- Japan gears up for 8K TV broadcasting
- NHK's latest 8K display is large, thin and beautiful
- Japan starts 8K TV broadcasts in time for Rio Olympics
- Android TV's universal search feature finally works with Netflix
GGG Evaluation Team
First impression on unpacking the Q702 test unit was the solid feel and clean, minimalist styling.
For work use, Microsoft Word and Excel programs pre-installed on the device are adequate for preparing short documents.
The Fujitsu LifeBook UH574 allowed for great mobility without being obnoxiously heavy or clunky. Its twelve hours of battery life did not disappoint.
The screen was particularly good.

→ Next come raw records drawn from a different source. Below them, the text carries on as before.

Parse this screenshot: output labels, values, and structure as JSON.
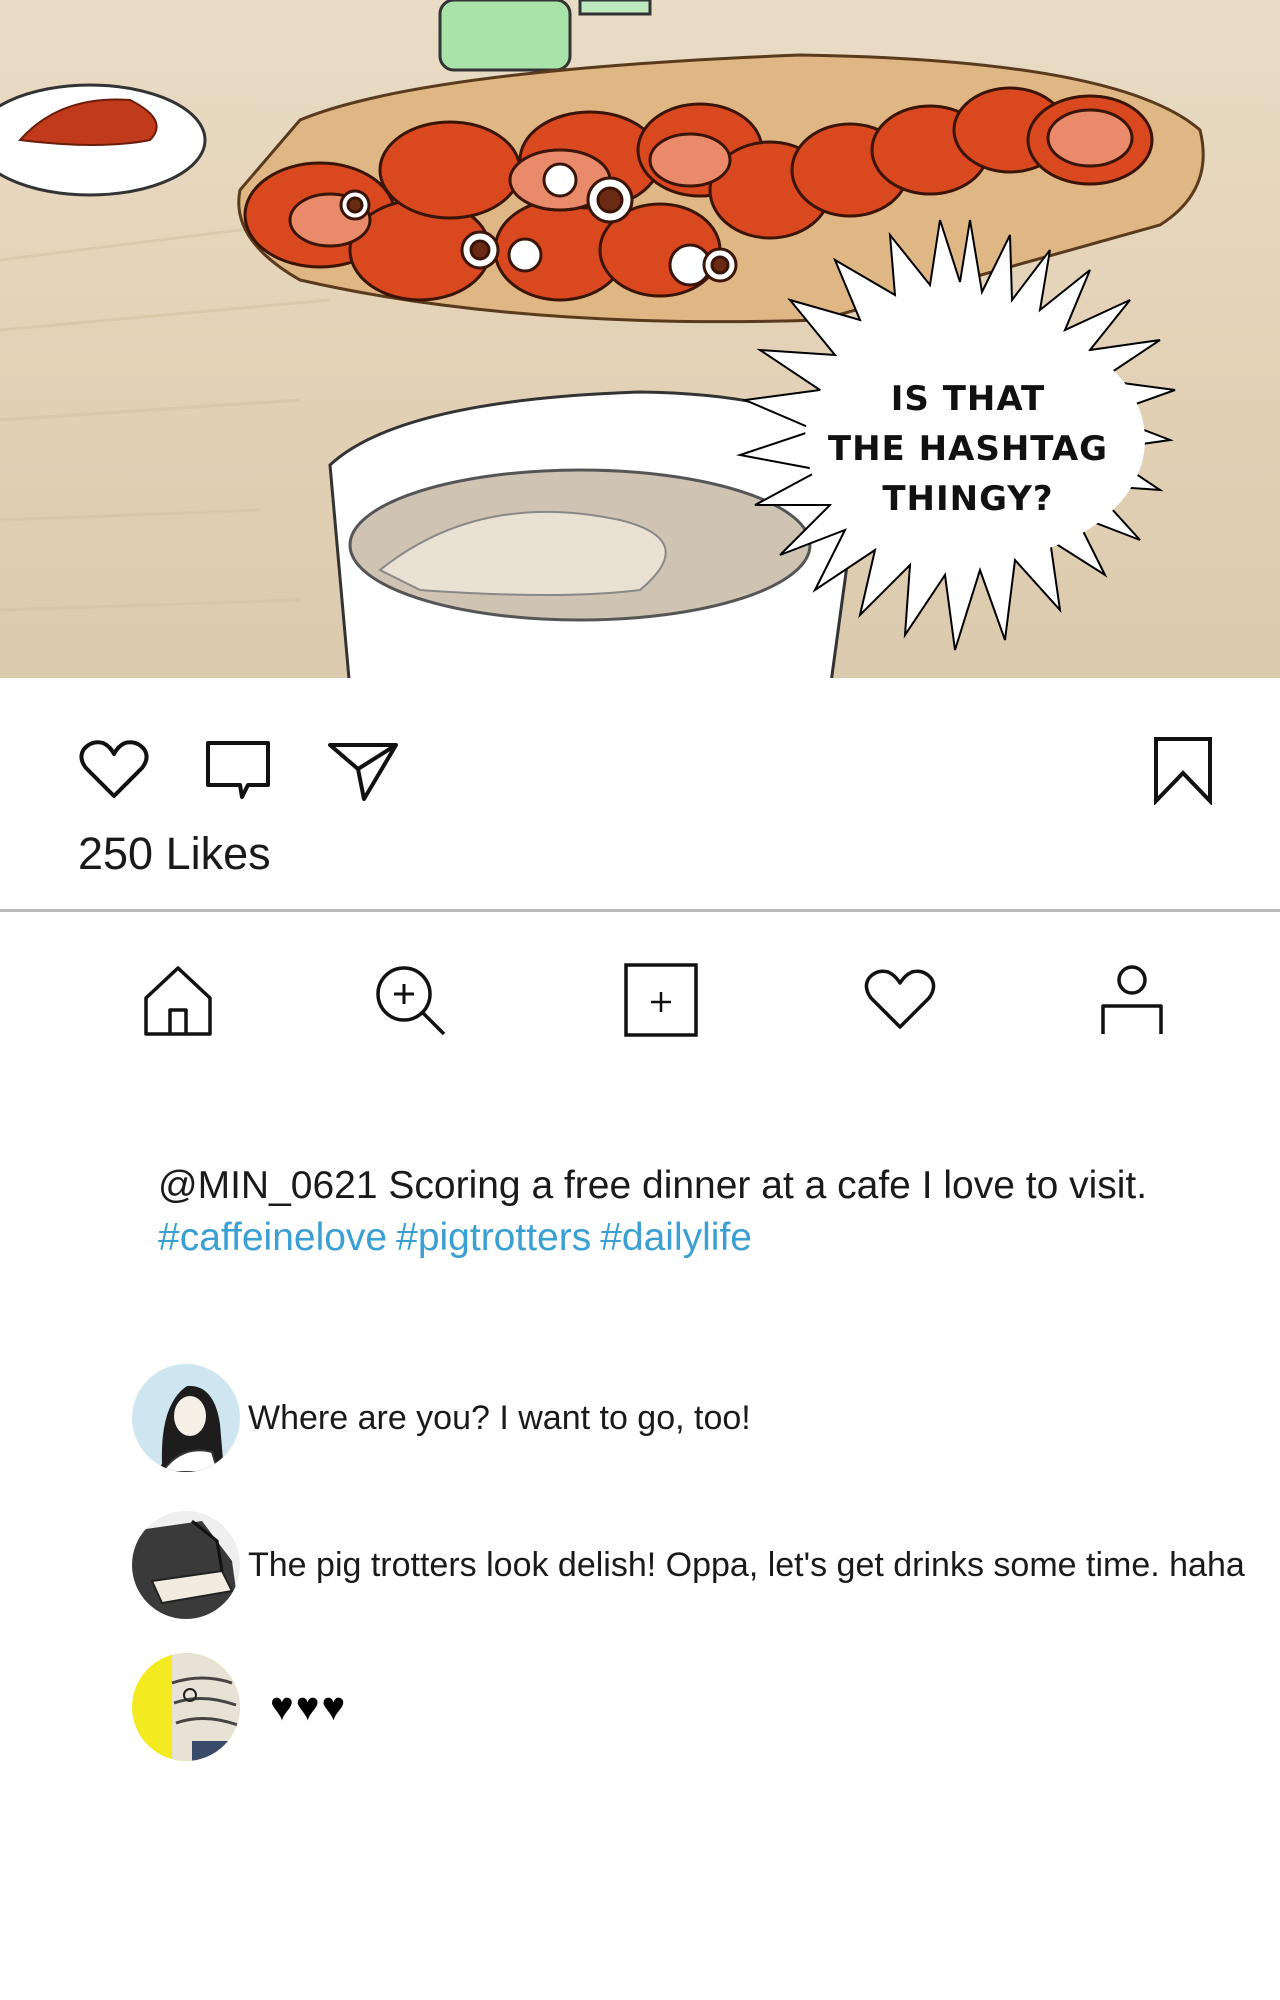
{
  "post": {
    "speech_bubble": [
      "IS THAT",
      "THE HASHTAG",
      "THINGY?"
    ],
    "likes_label": "250 Likes",
    "caption": {
      "username": "@MIN_0621",
      "text": "Scoring a free dinner at a cafe I love to visit.",
      "hashtags": [
        "#caffeinelove",
        "#pigtrotters",
        "#dailylife"
      ]
    }
  },
  "actions": {
    "icons": [
      "heart-outline-icon",
      "comment-icon",
      "send-icon",
      "bookmark-icon"
    ]
  },
  "nav": {
    "icons": [
      "home-icon",
      "search-icon",
      "add-post-icon",
      "activity-heart-icon",
      "profile-icon"
    ]
  },
  "comments": [
    {
      "text": "Where are you? I want to go, too!",
      "avatar_color": "#cfe6f0"
    },
    {
      "text": "The pig trotters look delish! Oppa, let's get drinks some time. haha",
      "avatar_color": "#3a3a3a"
    },
    {
      "text": "♥♥♥",
      "avatar_color": "#f3ea1f"
    }
  ],
  "colors": {
    "hashtag": "#3a9fd3",
    "divider": "#b9b9b9",
    "food_sauce": "#d9481e"
  }
}
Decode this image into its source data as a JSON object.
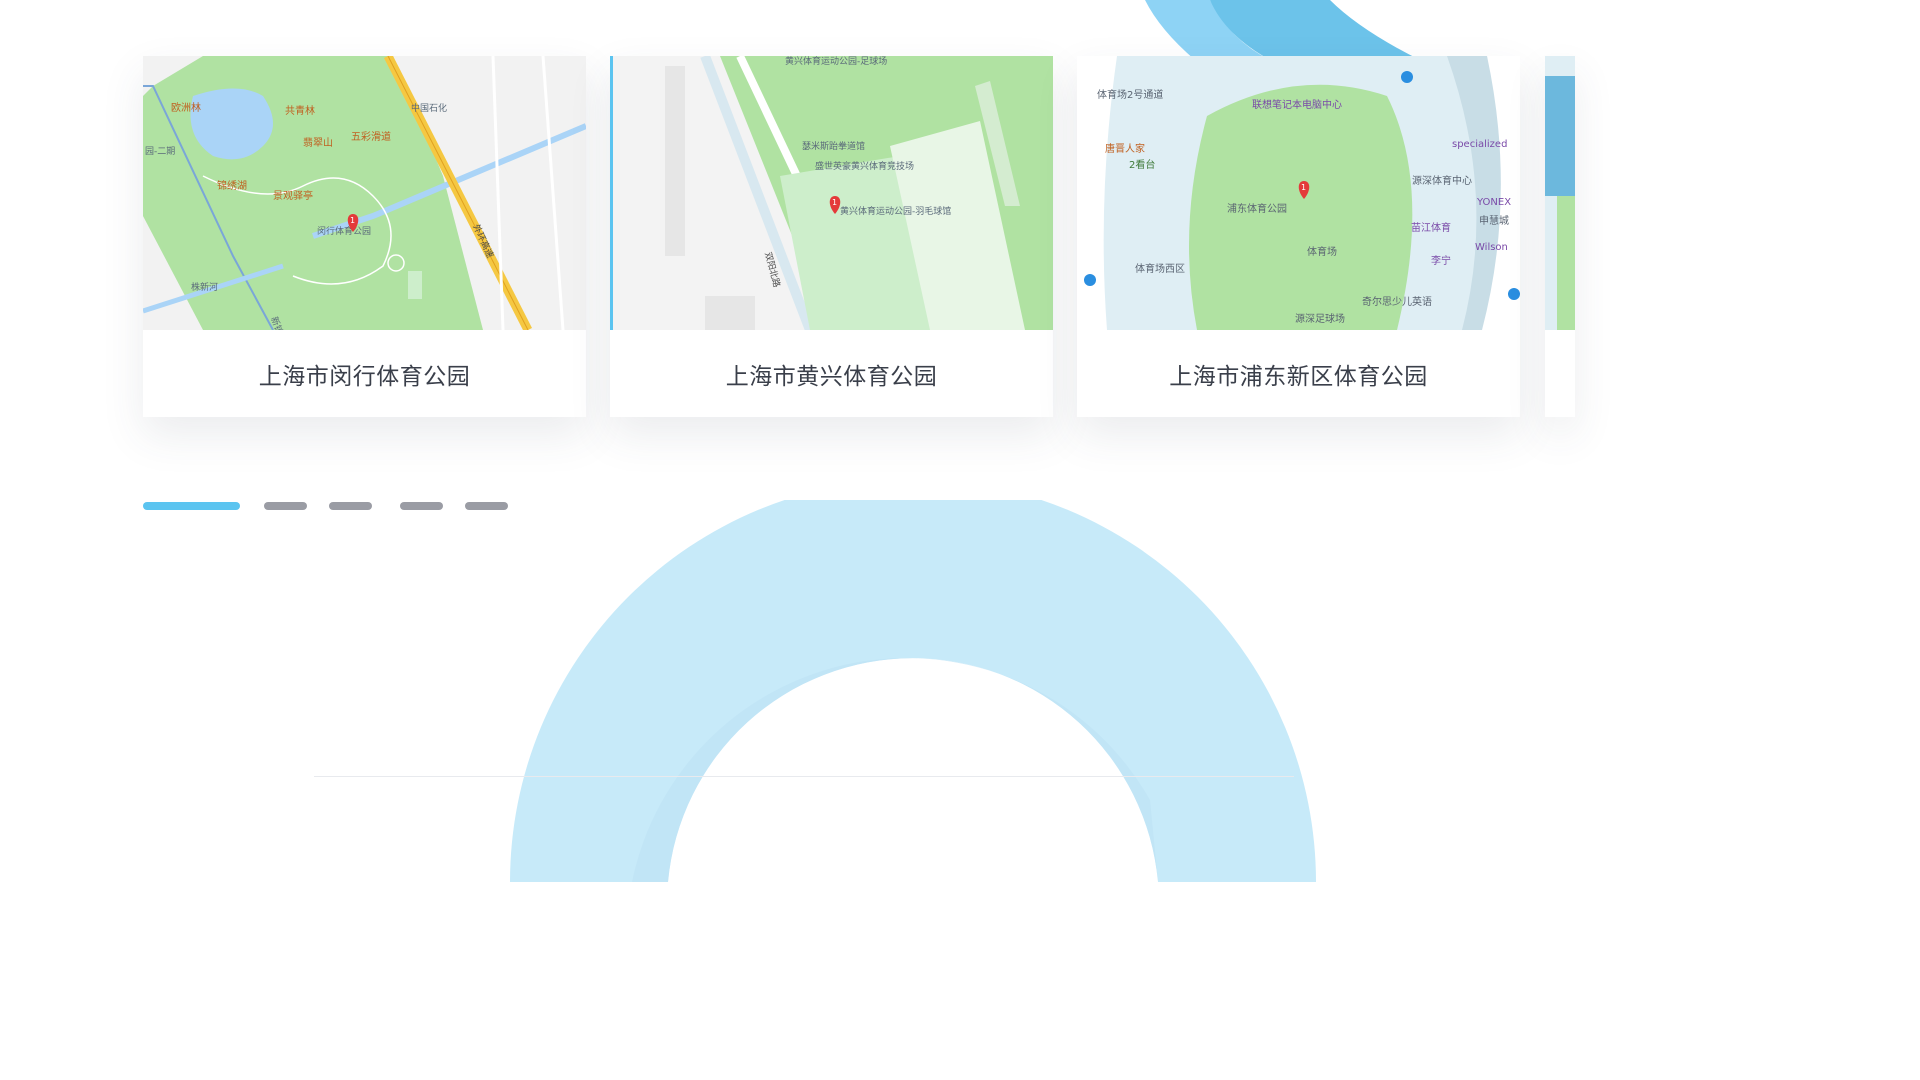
{
  "carousel": {
    "cards": [
      {
        "title": "上海市闵行体育公园",
        "map_labels": {
          "l1": "欧洲林",
          "l2": "共青林",
          "l3": "五彩滑道",
          "l4": "翡翠山",
          "l5": "锦绣湖",
          "l6": "景观驿亭",
          "l7": "闵行体育公园",
          "l8": "中国石化",
          "l9": "园-二期",
          "l10": "外环高速",
          "l11": "株新河",
          "l12": "新镇"
        },
        "pin": "1"
      },
      {
        "title": "上海市黄兴体育公园",
        "map_labels": {
          "l1": "黄兴体育运动公园-足球场",
          "l2": "瑟米斯跆拳道馆",
          "l3": "盛世英豪黄兴体育竞技场",
          "l4": "黄兴体育运动公园-羽毛球馆",
          "l5": "双阳北路"
        },
        "pin": "1"
      },
      {
        "title": "上海市浦东新区体育公园",
        "map_labels": {
          "l1": "体育场2号通道",
          "l2": "联想笔记本电脑中心",
          "l3": "specialized",
          "l4": "唐晋人家",
          "l5": "2看台",
          "l6": "源深体育中心",
          "l7": "浦东体育公园",
          "l8": "YONEX",
          "l9": "申慧城",
          "l10": "苗江体育",
          "l11": "Wilson",
          "l12": "李宁",
          "l13": "体育场",
          "l14": "体育场西区",
          "l15": "奇尔思少儿英语",
          "l16": "源深足球场"
        },
        "pin": "1"
      }
    ]
  },
  "pager": {
    "count": 5,
    "active_index": 0
  },
  "colors": {
    "accent": "#5bc4f0",
    "pager_inactive": "#9a9ca4",
    "park_green": "#b0e2a2",
    "water": "#aad4f7",
    "road_yellow": "#f5c842",
    "title_text": "#3a3f4a",
    "deco_blue": "#c7eaf9"
  }
}
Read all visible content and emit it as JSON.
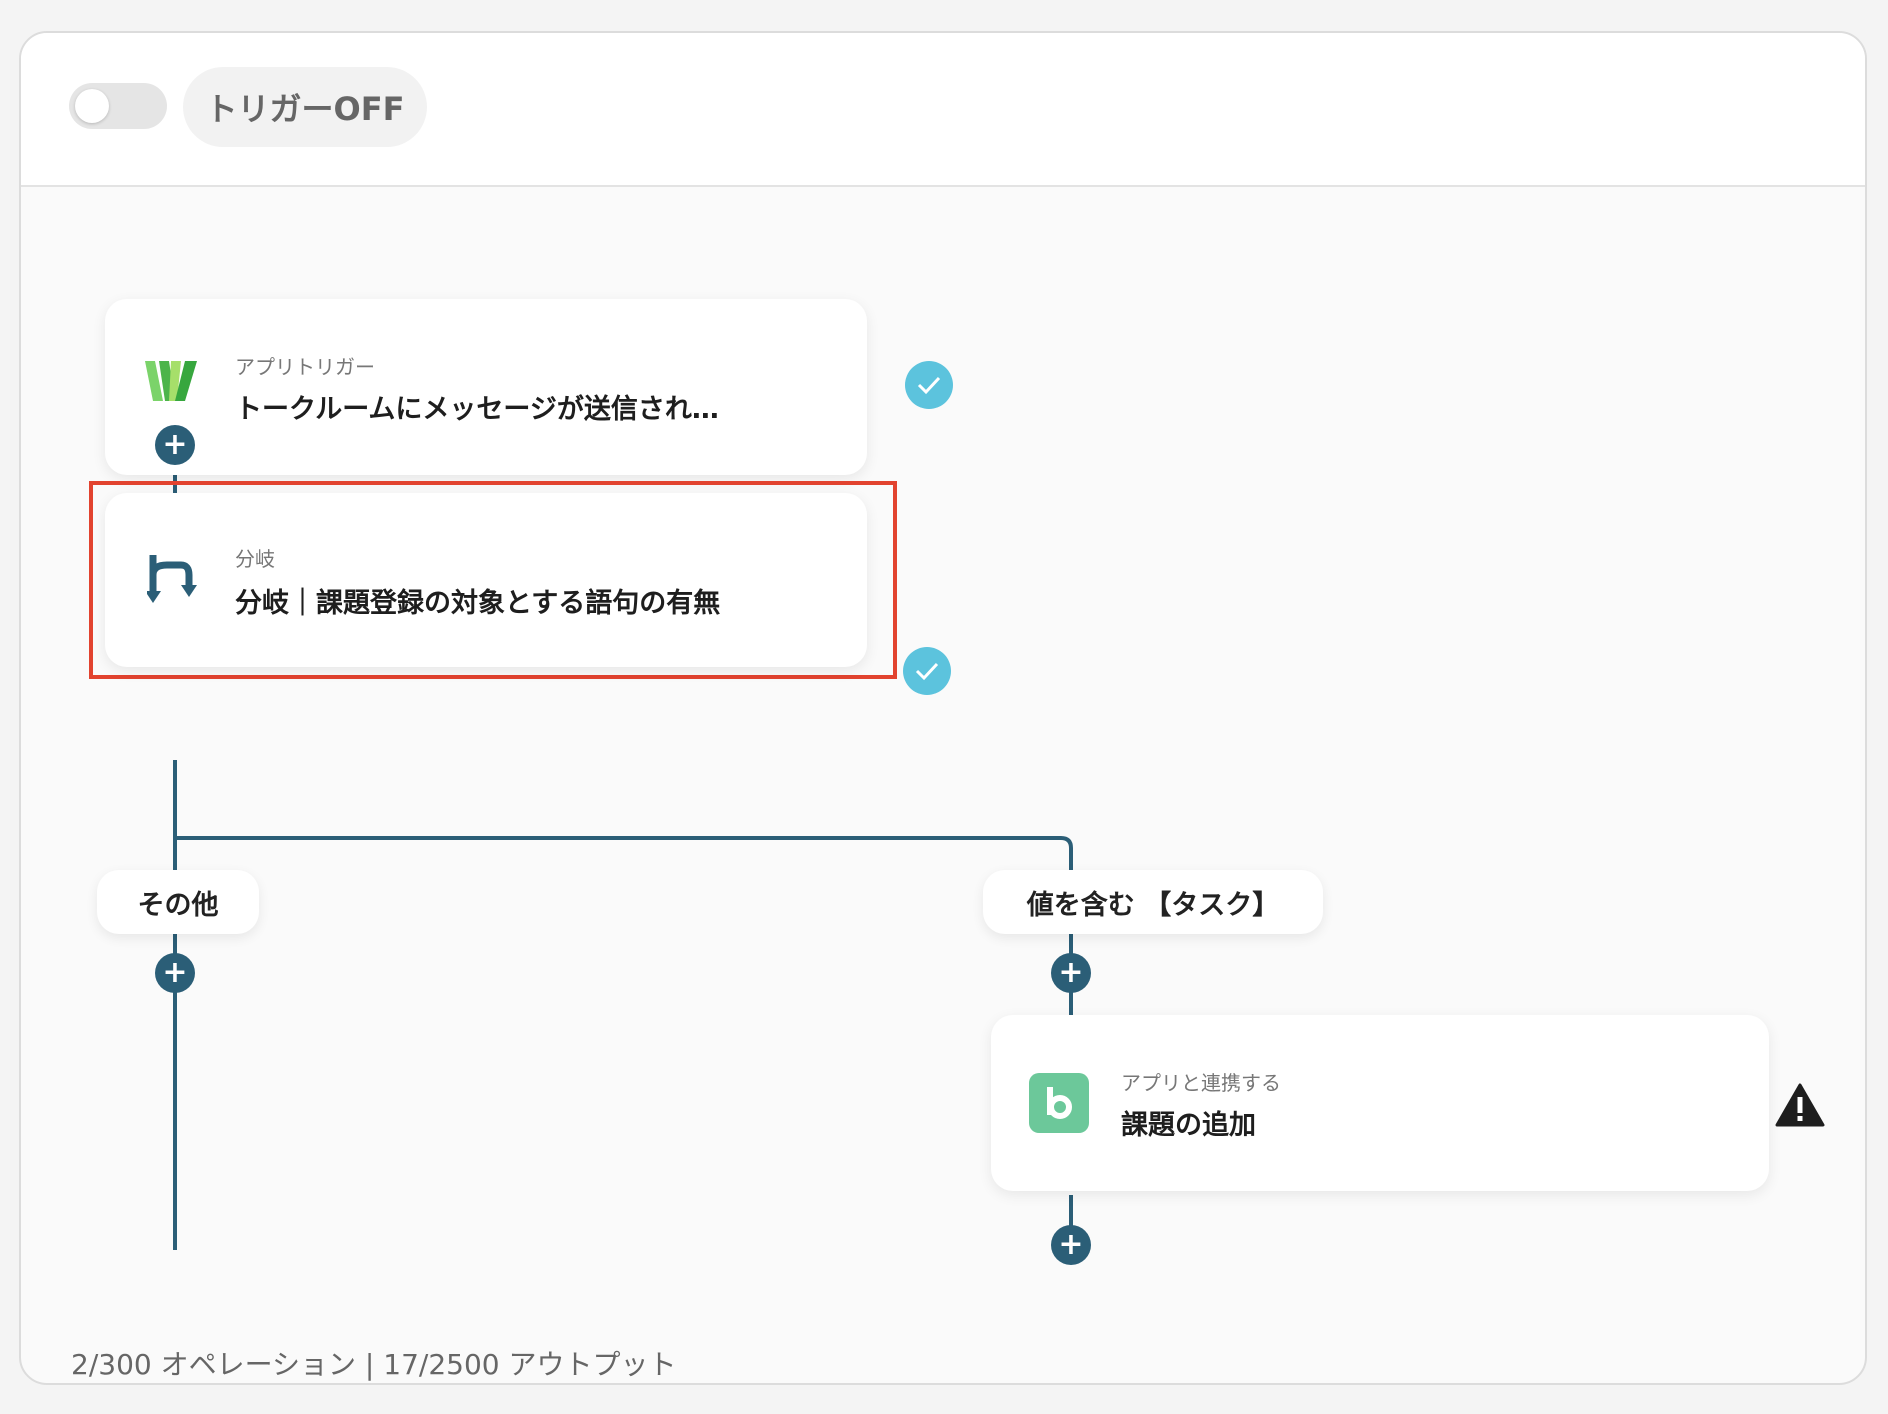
{
  "header": {
    "trigger_label": "トリガーOFF"
  },
  "flow": {
    "trigger_card": {
      "category": "アプリトリガー",
      "title": "トークルームにメッセージが送信され…"
    },
    "branch_card": {
      "category": "分岐",
      "title": "分岐｜課題登録の対象とする語句の有無"
    },
    "branch_other_label": "その他",
    "branch_contains_label": "値を含む 【タスク】",
    "action_card": {
      "category": "アプリと連携する",
      "title": "課題の追加"
    }
  },
  "footer": {
    "usage_text": "2/300 オペレーション | 17/2500 アウトプット"
  },
  "colors": {
    "line": "#2b5e77",
    "check": "#5cc3dd",
    "highlight": "#e2432f",
    "backlog_green": "#6cc89a"
  }
}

It is bright and visible from most angles, however heat is an issue, particularly around the Windows button on the front, and on the back where the battery housing is located.
My first impression after unboxing the Q702 is that it is a nice looking unit. Styling is somewhat minimalist but very effective. The tablet part, once detached, has a nice weight, and no buttons or switches are located in awkward or intrusive positions.
- Best phone of the year 2016
- TV of the year award 2016
- Finally! LG OLED TV 2016 range review
- Which flagship TV is best? Sony 4K HDR Bravia 2016 versus LG 4K HDR OLED 2016
- 10 Blu-ray movies / Best looking Blu-ray movies
- CCSAP BPC Consultant - MelbourneVIC
- CCBusiness Analyst ( Finance/Banking)QLD
- FTIdentity Management Team LeaderVIC
- FTSenior PMO Coordinator, FinanceWA
- FTProduct OwnerVIC
- CCSenior Integration DeveloperOther
- CCService Design SpecialistNSW
- FTChange ManagerSA
- CCData Quality AnalystNSW
- CCSenior UX DesignerNSW
- TPSenior UI Front End DeveloperQLD
- CCSenior / Lead UX DesignerNSW
- CCDeployment Project EngineerNSW
- CCMedical Imaging Solution ArchitectQLD
- FTPractice AdvisorQLD
- FTPrincipal Product Manager | Cloud | Managed ServicesNSW
- CCTechnical Change Manager- Electrical Network EngineeringSA
- FTBusiness AnalystACT
- CCSenior Business Analyst - Telco - Melbourne CBDVIC
- CCOrganisational Change Manager - Financial ServicesNSW
- FTMurex/Java DeveloperNSW
- TPMid Level Frontend DeveloperNSW
- CCIT Service Design Analyst- ITSMNSW
- TPHRIS Project Delivery ManagerQLD
- FTSolutions Architect - Data Centre/ NetworkNSW